▶ BRIEF: A faithful copy of the data is what is wanted, minus any pictures.

[Component data from apps and pages]

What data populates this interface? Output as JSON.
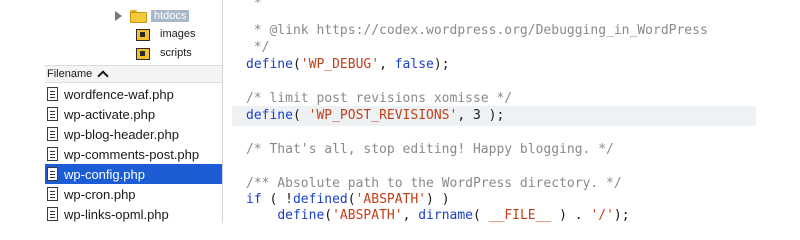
{
  "tree": {
    "folder_selected": "htdocs",
    "folders": [
      "images",
      "scripts"
    ]
  },
  "list_header": {
    "label": "Filename"
  },
  "files": [
    {
      "name": "wordfence-waf.php"
    },
    {
      "name": "wp-activate.php"
    },
    {
      "name": "wp-blog-header.php"
    },
    {
      "name": "wp-comments-post.php"
    },
    {
      "name": "wp-config.php",
      "selected": true
    },
    {
      "name": "wp-cron.php"
    },
    {
      "name": "wp-links-opml.php"
    }
  ],
  "code": {
    "line_0": " *",
    "line_1": " * @link https://codex.wordpress.org/Debugging_in_WordPress",
    "line_2": " */",
    "line_3_fn": "define",
    "line_3_open": "(",
    "line_3_str": "'WP_DEBUG'",
    "line_3_mid": ", ",
    "line_3_kw": "false",
    "line_3_close": ");",
    "line_5": "/* limit post revisions xomisse */",
    "line_6_fn": "define",
    "line_6_open": "( ",
    "line_6_str": "'WP_POST_REVISIONS'",
    "line_6_mid": ", ",
    "line_6_num": "3",
    "line_6_close": " );",
    "line_8": "/* That's all, stop editing! Happy blogging. */",
    "line_10": "/** Absolute path to the WordPress directory. */",
    "line_11_kw": "if",
    "line_11_a": " ( !",
    "line_11_fn": "defined",
    "line_11_b": "(",
    "line_11_str": "'ABSPATH'",
    "line_11_c": ") )",
    "line_12_indent": "    ",
    "line_12_fn": "define",
    "line_12_a": "(",
    "line_12_str": "'ABSPATH'",
    "line_12_b": ", ",
    "line_12_fn2": "dirname",
    "line_12_c": "( ",
    "line_12_const": "__FILE__",
    "line_12_d": " ) . ",
    "line_12_str2": "'/'",
    "line_12_e": ");"
  },
  "colors": {
    "selection": "#1c5cd5",
    "keyword": "#1a3fc8",
    "string": "#c2401a",
    "comment": "#8a8a8a",
    "highlight_line": "#eef2f4"
  }
}
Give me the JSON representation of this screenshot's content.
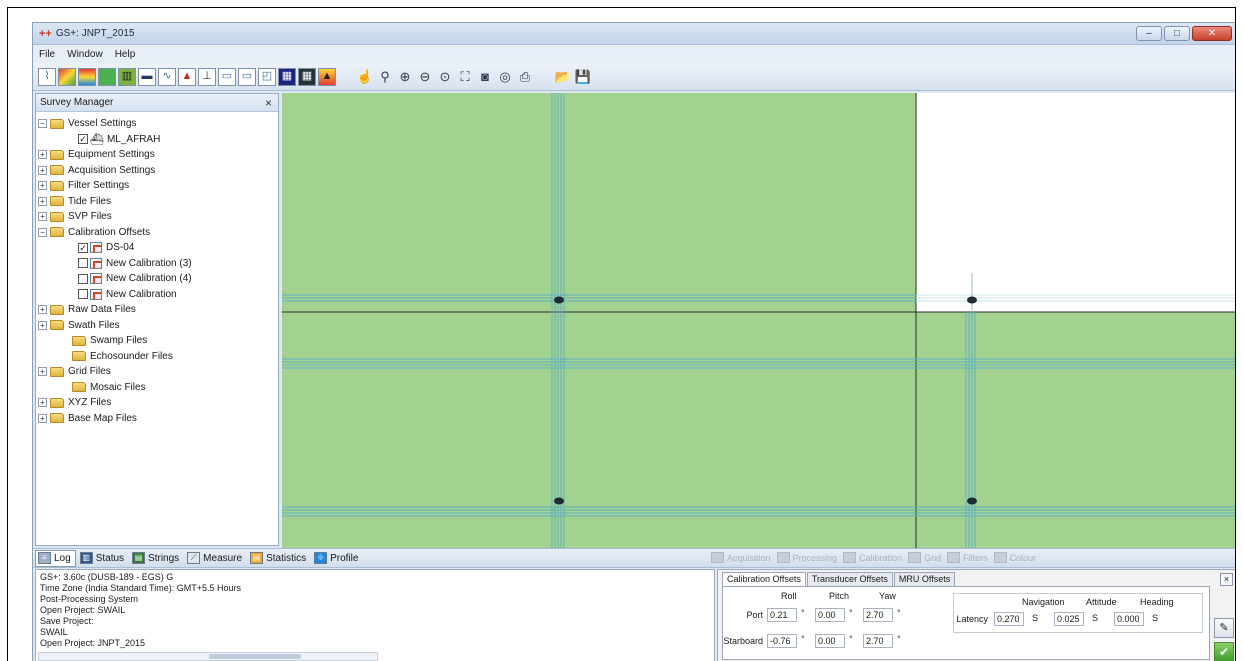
{
  "window": {
    "title": "GS+: JNPT_2015",
    "minimize": "–",
    "maximize": "□",
    "close": "✕"
  },
  "menu": [
    "File",
    "Window",
    "Help"
  ],
  "toolbar_icons": [
    "line-chart-icon",
    "color-map-icon",
    "layers-icon",
    "green-grid-icon",
    "bars-icon",
    "boat-icon",
    "profile-icon",
    "depth-icon",
    "survey-line-icon",
    "window-icon",
    "window-alt-icon",
    "chart-window-icon",
    "mosaic-icon",
    "grid-icon",
    "terrain-icon",
    "pan-hand-icon",
    "zoom-icon",
    "zoom-in-icon",
    "zoom-out-icon",
    "zoom-box-icon",
    "zoom-extent-icon",
    "camera-icon",
    "target-icon",
    "print-icon",
    "open-folder-icon",
    "save-icon"
  ],
  "survey_manager": {
    "title": "Survey Manager",
    "close": "×",
    "nodes": [
      {
        "label": "Vessel Settings",
        "level": 1,
        "expander": "−",
        "kind": "folder"
      },
      {
        "label": "ML_AFRAH",
        "level": 3,
        "kind": "vessel",
        "checked": true
      },
      {
        "label": "Equipment Settings",
        "level": 1,
        "expander": "+",
        "kind": "folder"
      },
      {
        "label": "Acquisition Settings",
        "level": 1,
        "expander": "+",
        "kind": "folder"
      },
      {
        "label": "Filter Settings",
        "level": 1,
        "expander": "+",
        "kind": "folder"
      },
      {
        "label": "Tide Files",
        "level": 1,
        "expander": "+",
        "kind": "folder"
      },
      {
        "label": "SVP Files",
        "level": 1,
        "expander": "+",
        "kind": "folder"
      },
      {
        "label": "Calibration Offsets",
        "level": 1,
        "expander": "−",
        "kind": "folder"
      },
      {
        "label": "DS-04",
        "level": 3,
        "kind": "calibration",
        "checked": true
      },
      {
        "label": "New Calibration (3)",
        "level": 3,
        "kind": "calibration",
        "checked": false
      },
      {
        "label": "New Calibration (4)",
        "level": 3,
        "kind": "calibration",
        "checked": false
      },
      {
        "label": "New Calibration",
        "level": 3,
        "kind": "calibration",
        "checked": false
      },
      {
        "label": "Raw Data Files",
        "level": 1,
        "expander": "+",
        "kind": "folder"
      },
      {
        "label": "Swath Files",
        "level": 1,
        "expander": "+",
        "kind": "folder"
      },
      {
        "label": "Swamp Files",
        "level": 2,
        "kind": "folder"
      },
      {
        "label": "Echosounder Files",
        "level": 2,
        "kind": "folder"
      },
      {
        "label": "Grid Files",
        "level": 1,
        "expander": "+",
        "kind": "folder"
      },
      {
        "label": "Mosaic Files",
        "level": 2,
        "kind": "folder"
      },
      {
        "label": "XYZ Files",
        "level": 1,
        "expander": "+",
        "kind": "folder"
      },
      {
        "label": "Base Map Files",
        "level": 1,
        "expander": "+",
        "kind": "folder"
      }
    ]
  },
  "map": {
    "fill_color": "#a3d290",
    "track_color": "#5cb0c4",
    "empty_color": "#ffffff"
  },
  "bottom_tabs": [
    {
      "label": "Log",
      "icon": "log-icon",
      "active": true
    },
    {
      "label": "Status",
      "icon": "status-icon",
      "active": false
    },
    {
      "label": "Strings",
      "icon": "strings-icon",
      "active": false
    },
    {
      "label": "Measure",
      "icon": "measure-icon",
      "active": false
    },
    {
      "label": "Statistics",
      "icon": "statistics-icon",
      "active": false
    },
    {
      "label": "Profile",
      "icon": "profile-chart-icon",
      "active": false
    }
  ],
  "process_tabs": [
    "Acquisition",
    "Processing",
    "Calibration",
    "Grid",
    "Filters",
    "Colour"
  ],
  "log_lines": [
    "GS+: 3.60c (DUSB-189 - EGS) G",
    "Time Zone (India Standard Time): GMT+5.5 Hours",
    "Post-Processing System",
    "Open Project: SWAIL",
    "Save Project:",
    "SWAIL",
    "Open Project: JNPT_2015"
  ],
  "calibration": {
    "tabs": [
      "Calibration Offsets",
      "Transducer Offsets",
      "MRU Offsets"
    ],
    "columns": [
      "Roll",
      "Pitch",
      "Yaw"
    ],
    "rows": [
      {
        "label": "Port",
        "roll": "0.21",
        "pitch": "0.00",
        "yaw": "2.70"
      },
      {
        "label": "Starboard",
        "roll": "-0.76",
        "pitch": "0.00",
        "yaw": "2.70"
      }
    ],
    "unit_degree": "°",
    "nav_columns": [
      "Navigation",
      "Attitude",
      "Heading"
    ],
    "latency_label": "Latency",
    "latency": [
      {
        "value": "0.270",
        "unit": "S"
      },
      {
        "value": "0.025",
        "unit": "S"
      },
      {
        "value": "0.000",
        "unit": "S"
      }
    ],
    "close": "×",
    "ok": "✔",
    "edit": "✎"
  }
}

▶ SOLUTION BELOW:
What data populates this interface? Output as JSON.
{
  "tree": {
    "folder_selected": "htdocs",
    "folders": [
      "images",
      "scripts"
    ]
  },
  "list_header": {
    "label": "Filename"
  },
  "files": [
    {
      "name": "wordfence-waf.php"
    },
    {
      "name": "wp-activate.php"
    },
    {
      "name": "wp-blog-header.php"
    },
    {
      "name": "wp-comments-post.php"
    },
    {
      "name": "wp-config.php",
      "selected": true
    },
    {
      "name": "wp-cron.php"
    },
    {
      "name": "wp-links-opml.php"
    }
  ],
  "code": {
    "line_0": " *",
    "line_1": " * @link https://codex.wordpress.org/Debugging_in_WordPress",
    "line_2": " */",
    "line_3_fn": "define",
    "line_3_open": "(",
    "line_3_str": "'WP_DEBUG'",
    "line_3_mid": ", ",
    "line_3_kw": "false",
    "line_3_close": ");",
    "line_5": "/* limit post revisions xomisse */",
    "line_6_fn": "define",
    "line_6_open": "( ",
    "line_6_str": "'WP_POST_REVISIONS'",
    "line_6_mid": ", ",
    "line_6_num": "3",
    "line_6_close": " );",
    "line_8": "/* That's all, stop editing! Happy blogging. */",
    "line_10": "/** Absolute path to the WordPress directory. */",
    "line_11_kw": "if",
    "line_11_a": " ( !",
    "line_11_fn": "defined",
    "line_11_b": "(",
    "line_11_str": "'ABSPATH'",
    "line_11_c": ") )",
    "line_12_indent": "    ",
    "line_12_fn": "define",
    "line_12_a": "(",
    "line_12_str": "'ABSPATH'",
    "line_12_b": ", ",
    "line_12_fn2": "dirname",
    "line_12_c": "( ",
    "line_12_const": "__FILE__",
    "line_12_d": " ) . ",
    "line_12_str2": "'/'",
    "line_12_e": ");"
  },
  "colors": {
    "selection": "#1c5cd5",
    "keyword": "#1a3fc8",
    "string": "#c2401a",
    "comment": "#8a8a8a",
    "highlight_line": "#eef2f4"
  }
}
Give me the JSON representation of this screenshot's content.
{
  "window": {
    "title": "GS+: JNPT_2015",
    "minimize": "–",
    "maximize": "□",
    "close": "✕"
  },
  "menu": [
    "File",
    "Window",
    "Help"
  ],
  "toolbar_icons": [
    "line-chart-icon",
    "color-map-icon",
    "layers-icon",
    "green-grid-icon",
    "bars-icon",
    "boat-icon",
    "profile-icon",
    "depth-icon",
    "survey-line-icon",
    "window-icon",
    "window-alt-icon",
    "chart-window-icon",
    "mosaic-icon",
    "grid-icon",
    "terrain-icon",
    "pan-hand-icon",
    "zoom-icon",
    "zoom-in-icon",
    "zoom-out-icon",
    "zoom-box-icon",
    "zoom-extent-icon",
    "camera-icon",
    "target-icon",
    "print-icon",
    "open-folder-icon",
    "save-icon"
  ],
  "survey_manager": {
    "title": "Survey Manager",
    "close": "×",
    "nodes": [
      {
        "label": "Vessel Settings",
        "level": 1,
        "expander": "−",
        "kind": "folder"
      },
      {
        "label": "ML_AFRAH",
        "level": 3,
        "kind": "vessel",
        "checked": true
      },
      {
        "label": "Equipment Settings",
        "level": 1,
        "expander": "+",
        "kind": "folder"
      },
      {
        "label": "Acquisition Settings",
        "level": 1,
        "expander": "+",
        "kind": "folder"
      },
      {
        "label": "Filter Settings",
        "level": 1,
        "expander": "+",
        "kind": "folder"
      },
      {
        "label": "Tide Files",
        "level": 1,
        "expander": "+",
        "kind": "folder"
      },
      {
        "label": "SVP Files",
        "level": 1,
        "expander": "+",
        "kind": "folder"
      },
      {
        "label": "Calibration Offsets",
        "level": 1,
        "expander": "−",
        "kind": "folder"
      },
      {
        "label": "DS-04",
        "level": 3,
        "kind": "calibration",
        "checked": true
      },
      {
        "label": "New Calibration (3)",
        "level": 3,
        "kind": "calibration",
        "checked": false
      },
      {
        "label": "New Calibration (4)",
        "level": 3,
        "kind": "calibration",
        "checked": false
      },
      {
        "label": "New Calibration",
        "level": 3,
        "kind": "calibration",
        "checked": false
      },
      {
        "label": "Raw Data Files",
        "level": 1,
        "expander": "+",
        "kind": "folder"
      },
      {
        "label": "Swath Files",
        "level": 1,
        "expander": "+",
        "kind": "folder"
      },
      {
        "label": "Swamp Files",
        "level": 2,
        "kind": "folder"
      },
      {
        "label": "Echosounder Files",
        "level": 2,
        "kind": "folder"
      },
      {
        "label": "Grid Files",
        "level": 1,
        "expander": "+",
        "kind": "folder"
      },
      {
        "label": "Mosaic Files",
        "level": 2,
        "kind": "folder"
      },
      {
        "label": "XYZ Files",
        "level": 1,
        "expander": "+",
        "kind": "folder"
      },
      {
        "label": "Base Map Files",
        "level": 1,
        "expander": "+",
        "kind": "folder"
      }
    ]
  },
  "map": {
    "fill_color": "#a3d290",
    "track_color": "#5cb0c4",
    "empty_color": "#ffffff"
  },
  "bottom_tabs": [
    {
      "label": "Log",
      "icon": "log-icon",
      "active": true
    },
    {
      "label": "Status",
      "icon": "status-icon",
      "active": false
    },
    {
      "label": "Strings",
      "icon": "strings-icon",
      "active": false
    },
    {
      "label": "Measure",
      "icon": "measure-icon",
      "active": false
    },
    {
      "label": "Statistics",
      "icon": "statistics-icon",
      "active": false
    },
    {
      "label": "Profile",
      "icon": "profile-chart-icon",
      "active": false
    }
  ],
  "process_tabs": [
    "Acquisition",
    "Processing",
    "Calibration",
    "Grid",
    "Filters",
    "Colour"
  ],
  "log_lines": [
    "GS+: 3.60c (DUSB-189 - EGS) G",
    "Time Zone (India Standard Time): GMT+5.5 Hours",
    "Post-Processing System",
    "Open Project: SWAIL",
    "Save Project:",
    "SWAIL",
    "Open Project: JNPT_2015"
  ],
  "calibration": {
    "tabs": [
      "Calibration Offsets",
      "Transducer Offsets",
      "MRU Offsets"
    ],
    "columns": [
      "Roll",
      "Pitch",
      "Yaw"
    ],
    "rows": [
      {
        "label": "Port",
        "roll": "0.21",
        "pitch": "0.00",
        "yaw": "2.70"
      },
      {
        "label": "Starboard",
        "roll": "-0.76",
        "pitch": "0.00",
        "yaw": "2.70"
      }
    ],
    "unit_degree": "°",
    "nav_columns": [
      "Navigation",
      "Attitude",
      "Heading"
    ],
    "latency_label": "Latency",
    "latency": [
      {
        "value": "0.270",
        "unit": "S"
      },
      {
        "value": "0.025",
        "unit": "S"
      },
      {
        "value": "0.000",
        "unit": "S"
      }
    ],
    "close": "×",
    "ok": "✔",
    "edit": "✎"
  }
}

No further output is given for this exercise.